    This is all theoretical though, and I’d hasten to point out that there are obviously going to be situations where equally shared custody or primary mother custody is better for everyone. But I do believe that the stigma against childfree women as well as non-custodial mothers unfairly clouds this issue.

  • Craig

    I like the way you think – definitely worth every penny. If generally mandated equal parenting means insensitivity to case-by-case alternatives, I’m not for it. I’d rather advocate that, going into any case, there be no presumption that custody be divided unequally. I’d also say, more strongly, that for custody purposes giving consideration to the sex of a parent is simply wrong.

  • Sofia

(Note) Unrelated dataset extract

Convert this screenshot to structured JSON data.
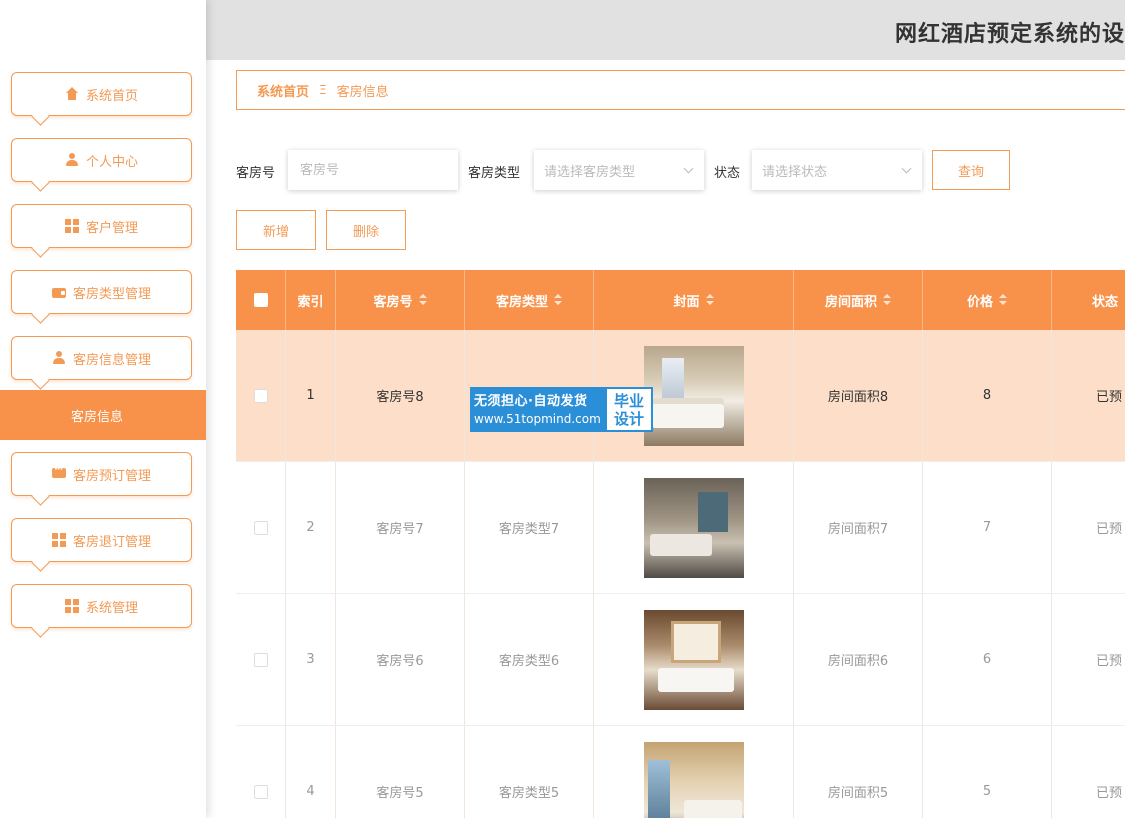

    In regards to stress, it seems much worse under the current common system where children spend every other weekend and one weekday with the non-winning parent. I have seen this at work in friends’ lives, and it’s fairly chaotic. One weeknight on a school day barely offers any time for real connection.

    An equitable, stable share of a week at a time in each home offers much more stability. Neither situation is ideal, but in my experience, continuity is essential for the building of strong bonds in a child’s relationship with a parent.

  • Phule77

    In all of the cases I have seen of this sort of thing (especially currently with my niece, who is required to stay in TX with her two children because that is where the ex is, even though it’s close to unaffordable) is that in many cases, the ex-husband does everything in his power not to pay child support, and uses the kids as a weapon. Obviously, YMMV, but things that create laws where there must be a 50/50 divide, rather than on a case by case basis, will obviously create situation where abusive parents who know how to play within the rules will get all of the power they want to destroy the lives of others.

  • DC

    -In most cases (51%), both parents decided out-of-court that the mother was to receive full custody.

    -In 29% of custody cases, the decision is made without any third-party involvement.

    – In 91% of cases, the decision for the mother to have custody was made without any court involvement.

    – Of those who go to court, 70% of men who seek custody of their children receive it.

    – Of those 70%, 1/3 of the cases cited domestic violence as a reason for the divorce

    – Women who mention having been victims of domestic violence in court are less likely to receive custody of their children than women who don’t

    So let’s stop this hand-wringing about ~gender bias~ around custody of children after divorce and how it’s so unfair that men don’t get custody of their children more often. ABUSIVE MEN are the ones who are ”unfairly” receiving custody – more often than the women they abuse.